RODAN’s storyline features a slow build-up over the discovery of the mutilated bodies of some miners on the island of Kyushu. Brave miner Shigeru (Kenji Sahara) leads an investigation but winds up getting trapped in a cave-in. The miners have been killed by some giant insect-like larvae, but when a giant pterodactyl egg hatches, the real menace -Rodan – emerges and makes quite a breakfast of the killer larvae, while leaving the observant Shigeru in a state of shock. Unlike Godzilla, who knocked buildings over with his claws or burned them with his radioactive breath, Rodan spends most of his time in the sky, creating hurricane-force winds with his wings and wreaking major devastation with the shock waves as he passes overhead. Instead of old stand-by Tokyo, the city of Saseabo gets leveled by the onslaught as Rodan is joined by a female mate. The whole thing reaches an unusual climax with a suicide pact between the monsters who plunge themselves into a growing volcano for a memorably somber finish.
This disc represents the DVD Region 1 debut of the original Japanese version of the film, which is 10 minutes longer than the truncated American version with which American fans are familiar. In addition, the Japanese version comes with stronger and brighter colors. At the same time, the American version is interesting, especially as almost the entire dialgoue track was dubbed by Paul Frees (WAR OF THE WORLDS) and Keye Luke (GREMLINS), doing different characters with stock Asian accents, and with a very young George Takei (STAR TREK) giving the English dialogue for Japanese children.
Even more exciting is the first widescreen presentation of WAR OF THE GARGANTUAS on domestic home video (previously released on a full screen laserdisc). I had originally caught up with the movie on the Million Dollar Movie as a kid, where it seemed to play every night for a week, and I enjoyed it so much that I re-watched it almost every time.
The film was created as a sequel to FRANKENSTEIN CONQUERED THE WORLD, which depicted a monster that could regenerate from a single body part, in this case resulting in two monsters. Both retain a flat-topped Frankenstein-type dome and headpiece, but American producer Henry G. Saperstein decided to rename the monsters “Gargantuas” and obscured the continuity.1In the Japanese version, after the revelation that there are two Frankensteins, the monsters are given the names to distinguish them: Sanda (brown one) and(evil green one, spelled “Gailah” in the English subtitles). The Japanese version is actually 4 minutes shorter than the American cut and has a darker picture quality.
WAR OF THE GARGANTUAS has an intriguing opening: in the midst of a rainstorm, a giant octopus attacks a Japanese freighter; helps seems to arrive when a Green Gargantua pries the octopus away, but instead of rescuing the sailors, the monster starts eating them.

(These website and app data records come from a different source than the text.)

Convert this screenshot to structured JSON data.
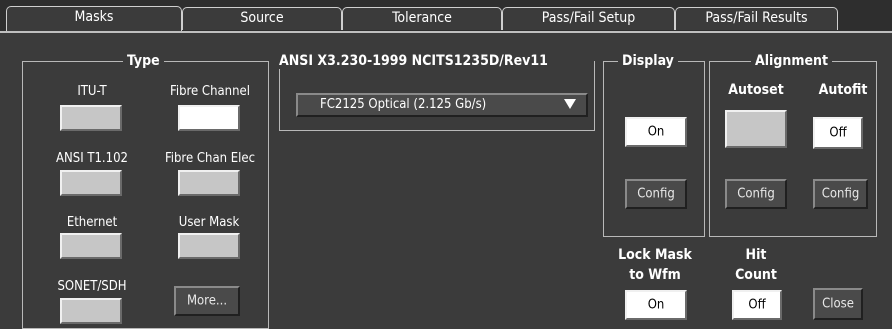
{
  "tabs": [
    {
      "label": "Masks"
    },
    {
      "label": "Source"
    },
    {
      "label": "Tolerance"
    },
    {
      "label": "Pass/Fail Setup"
    },
    {
      "label": "Pass/Fail Results"
    }
  ],
  "type_group": {
    "title": "Type",
    "itu_t": "ITU-T",
    "fibre_channel": "Fibre Channel",
    "ansi_t1": "ANSI T1.102",
    "fibre_chan_elec": "Fibre Chan Elec",
    "ethernet": "Ethernet",
    "user_mask": "User Mask",
    "sonet_sdh": "SONET/SDH",
    "more": "More..."
  },
  "standard": {
    "title": "ANSI X3.230-1999 NCITS1235D/Rev11",
    "selected": "FC2125 Optical (2.125 Gb/s)"
  },
  "display": {
    "title": "Display",
    "toggle": "On",
    "config": "Config"
  },
  "alignment": {
    "title": "Alignment",
    "autoset": "Autoset",
    "autofit": "Autofit",
    "autofit_toggle": "Off",
    "config1": "Config",
    "config2": "Config"
  },
  "lock_mask": {
    "line1": "Lock Mask",
    "line2": "to Wfm",
    "toggle": "On"
  },
  "hit_count": {
    "line1": "Hit",
    "line2": "Count",
    "toggle": "Off"
  },
  "close": "Close"
}
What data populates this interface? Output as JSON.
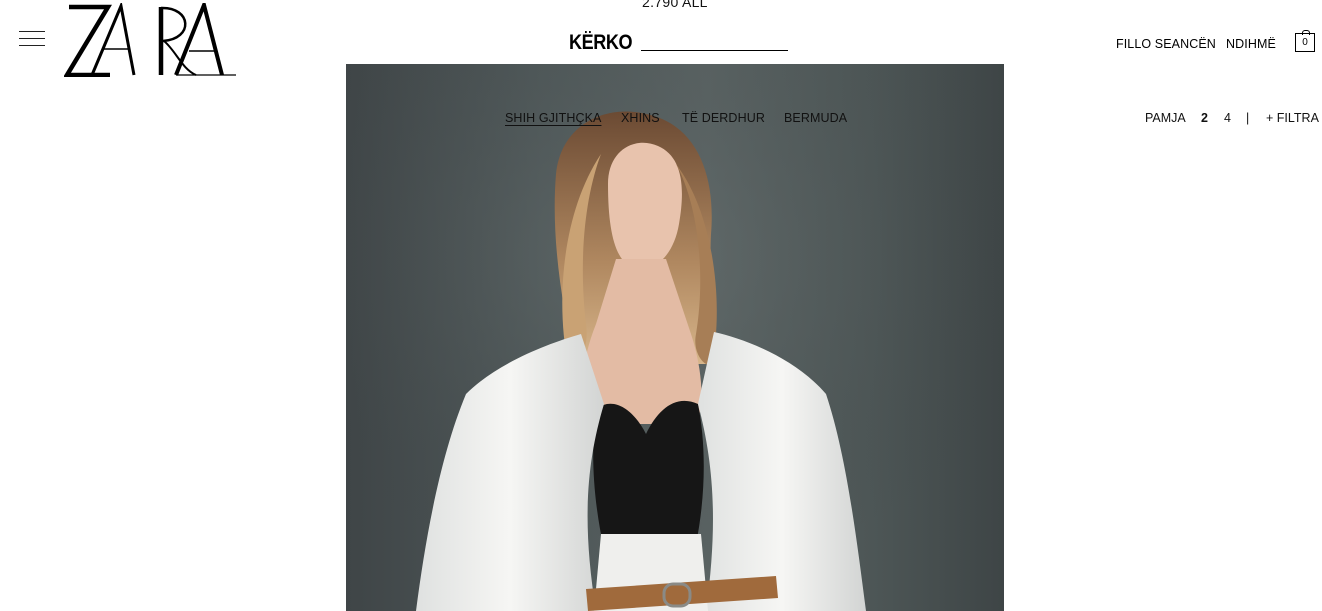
{
  "header": {
    "top_price": "2.790 ALL",
    "logo_text": "ZARA",
    "search_label": "KËRKO",
    "login_label": "FILLO SEANCËN",
    "help_label": "NDIHMË",
    "cart_count": "0"
  },
  "categories": [
    {
      "label": "SHIH GJITHÇKA",
      "active": true
    },
    {
      "label": "XHINS",
      "active": false
    },
    {
      "label": "TË DERDHUR",
      "active": false
    },
    {
      "label": "BERMUDA",
      "active": false
    }
  ],
  "view_controls": {
    "view_label": "PAMJA",
    "option_2": "2",
    "option_4": "4",
    "separator": "|",
    "filters_label": "+ FILTRA"
  },
  "hero": {
    "icon": "model-photo"
  }
}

We are then introduced to Dr. Paul Stewart (a likeable but indifferent Russ Tamblyn, replacing Nick Adams who starred in FRANKENSTEIN CONQUERS THE WORLD) and his beautiful assistant Akemi (Kumi Mizuno, returning from FCW), who refuse to believe that the carnivorous beast could have been the baby Brown Gargantua (looking much like LAND OF THE LOST’s Chaka) they had nurtured until he ran away.2
It’s not long before the Green Gargantua emerges from Tokyo Bay and ambles across Haneda airport where he devours a female office worker. The American version adds a shot of the worker’s chewed clothing, but the Japanese version cuts poignantly to some flowers on the ground. Green Gargantua runs away when sunlight emerges from behind some clouds, returning at night to pick up a Caucasian lounge singer warbling the memorably awful song “The Words Get Stuck in My Throat” (sung in English in both versions), whom he drops when all the nightclub lights are turned on.

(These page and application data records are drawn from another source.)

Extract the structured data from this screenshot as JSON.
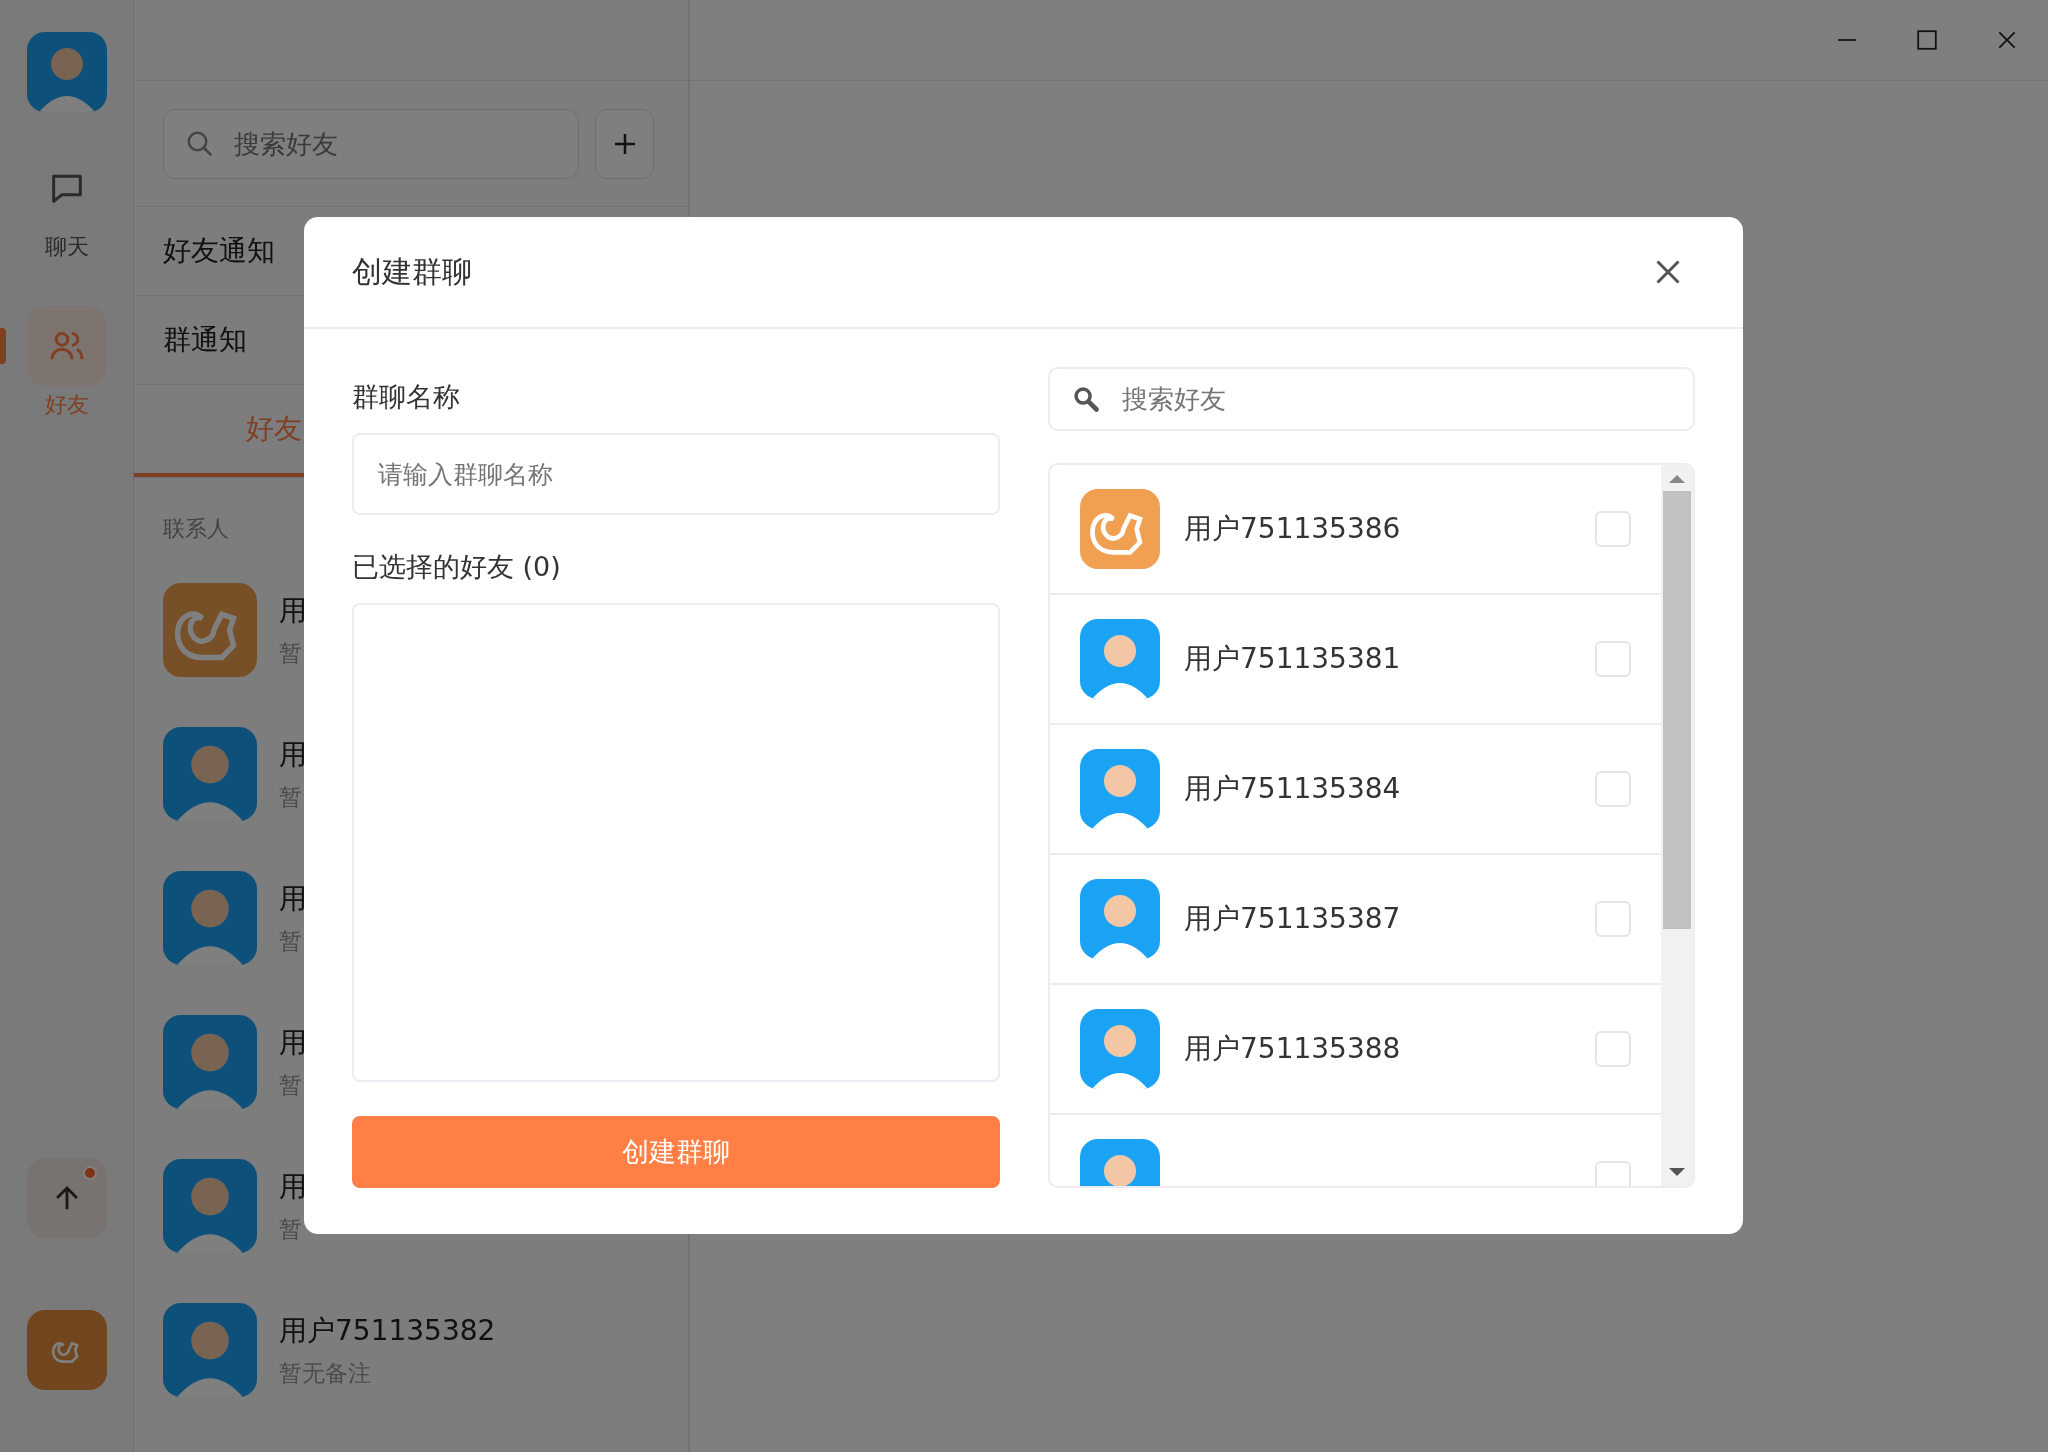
{
  "rail": {
    "profile": {
      "kind": "boy"
    },
    "items": [
      {
        "kind": "chat",
        "label": "聊天",
        "selected": false
      },
      {
        "kind": "friends",
        "label": "好友",
        "selected": true
      }
    ],
    "bottom": [
      {
        "kind": "upload",
        "badge": true
      },
      {
        "kind": "app"
      }
    ]
  },
  "contacts_panel": {
    "search": {
      "placeholder": "搜索好友"
    },
    "notices": [
      "好友通知",
      "群通知"
    ],
    "tabs": [
      {
        "label": "好友",
        "selected": true
      }
    ],
    "section": "联系人",
    "contacts": [
      {
        "kind": "squirrel",
        "name": "用",
        "note": "暂"
      },
      {
        "kind": "boy",
        "name": "用",
        "note": "暂"
      },
      {
        "kind": "boy",
        "name": "用",
        "note": "暂"
      },
      {
        "kind": "boy",
        "name": "用",
        "note": "暂"
      },
      {
        "kind": "boy",
        "name": "用",
        "note": "暂"
      },
      {
        "kind": "boy",
        "name": "用户751135382",
        "note": "暂无备注"
      }
    ]
  },
  "dialog": {
    "title": "创建群聊",
    "name_label": "群聊名称",
    "name_field": {
      "placeholder": "请输入群聊名称"
    },
    "selected_label": "已选择的好友 (0)",
    "submit": "创建群聊",
    "search": {
      "placeholder": "搜索好友"
    },
    "friends": [
      {
        "kind": "squirrel",
        "name": "用户751135386",
        "checked": false
      },
      {
        "kind": "boy",
        "name": "用户751135381",
        "checked": false
      },
      {
        "kind": "boy",
        "name": "用户751135384",
        "checked": false
      },
      {
        "kind": "boy",
        "name": "用户751135387",
        "checked": false
      },
      {
        "kind": "boy",
        "name": "用户751135388",
        "checked": false
      },
      {
        "kind": "boy",
        "checked": false
      }
    ]
  }
}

One distinction for GARGANTUAS is that, for once, the Japanese military prove somewhat effective. They bring out their giant Maser cannons and do some damage on Green Gargantua before he gets away to wrestle around the city with his better-natured brother, Sanda. Also notable: after this film and DESTROY ALL MONSTERS, Toho decided to save money on miniature buildings by setting their monster rumbles in the countryside rather than in cities, rendering GARGANTUAS one of the last epics of destruction before Godzilla was revived in the ‘80s.

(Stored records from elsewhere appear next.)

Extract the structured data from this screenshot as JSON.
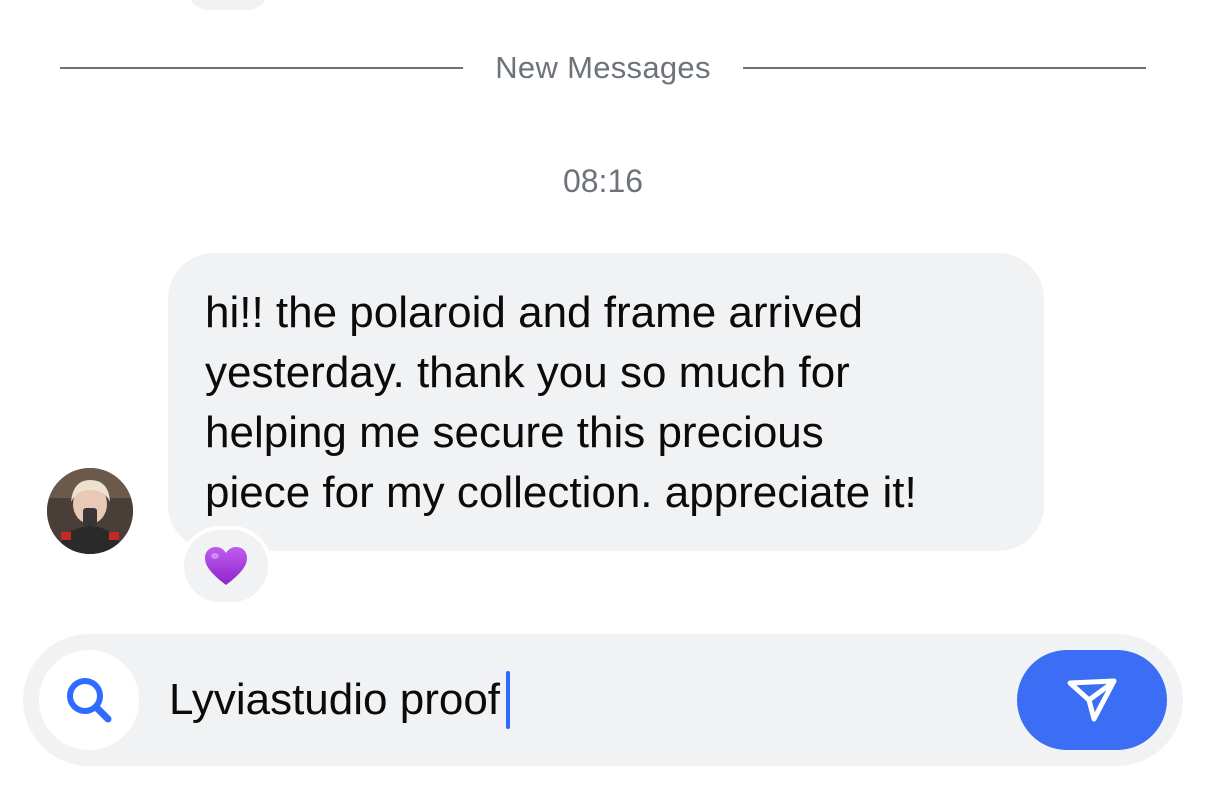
{
  "divider": {
    "label": "New Messages"
  },
  "timestamp": "08:16",
  "message": {
    "lines": [
      "hi!! the polaroid and frame arrived",
      "yesterday. thank you so much for",
      "helping me secure this precious",
      "piece for my collection. appreciate it!"
    ],
    "reaction": "purple-heart-icon"
  },
  "avatar": {
    "icon": "profile-photo"
  },
  "composer": {
    "value": "Lyviastudio proof",
    "search_icon": "search-icon",
    "send_icon": "send-icon"
  },
  "colors": {
    "bubble_bg": "#f1f2f4",
    "accent": "#3c6ef5",
    "search_icon": "#2f6bff",
    "muted_text": "#6e737a",
    "heart": "#a236d8"
  }
}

The print of WAR OF THE GARGANTUAS is bright and vibrant, though there are some rare instances of aliasing problems due to compression. The sound is good overall, though Gailah’s chirping noises can remind one of a French rooster and begin to grate on the nerves after a while. The Japanese soundtrack presents Akira Ifukubie’s complete score (with a great march like the one the composer wrote for DESTROY ALL MONSTERS); the American version replaces some of the original score with library music.
A great bonus feature is BRINGING GODZILLA DOWN TO SIZE, written and produced by GODZILLA experts Ed Godziszewski and Steve Ryfle. Though it has some pacing problems, the documentary gives us behind-the-scenes stories concerning Eiji Tsuburaya (special effects supervisor) and art director Yasuyuki Inoue (miniature city designer and unsung hero of kaiju movies), as well as commentary and reminiscences from Haruo Nakajima, Kenpachiro Satsuma and Tsutomu “Tom” Kitagawa, who played Godzilla in the ‘50s-‘70s, ’80-‘90s, and GODZILLA 2000 on, each explaining and demonstrating their interpretation of the character as well as offering anecdotes about difficulties and near accidents, especially in Toho’s large water set. While similar features have been included on Japanese import DVDs (sans English subtitles), it is great to see a number of Japanese artists who worked on kaiju movies and hear their stories in a feature-length documentary.
This set is highly recommended to all lovers of kaiju eiga!
RODAN/WAR OF THE GARGANTUAS. Classic Media release through Genius Entertainment.
- RODAN (Sora no Daikiaju Radon ["Rodan, Monster from the Sky"], 1956). Directed by Ishiro Honda. Written by Takeshi Kimura and Takeo Murata from a story by Ken Kuronuma; English dialogue by David Duncan. Cast: Kenji Sahara, Yumi Shirakawa, Akihiko Harata, Akio Kohori.
- WAR OF THE GARGANTUAS (Furankenshutain no Kaiju ["Frankenstein's Monsters: Sanda versus "], 1966). Directed by Ishiro Honda. Written by Ishiro Honda and Takeshi Kimura, story by Reuben Bercovitch. Cast: Russ Tamblyn, Kumi Mizuno, Nobuo Nakamura, Kenji Sahara, Jun Tazaki.
- The original trailer for WAR OF THE GARGANTUAS (which unfortunately is not included in this set) was constructed from takes featuring the dialogue recorded on set, with the Japanese cast speaking their native language and imported American star Russ Tamblyn speaking in English. This reveals that the decision to rename the monsters for American consumption was not a last-minute change made while dubbing the American version – Tamblyn can be heard calling the monsters “Gargantuas” while his Japanese co-stars call them “Frankenstein.”
- The existence of this flashback creates some continuity problems, because it does not comform precisely to what we saw in FRANKENSTEIN CONQUERS THE WORLD, which featured a very human-looking monster, not the bigfoot-like creature seen here. The scene seems to exist for the benefit of the American version, which pretends to be a stand-alone film.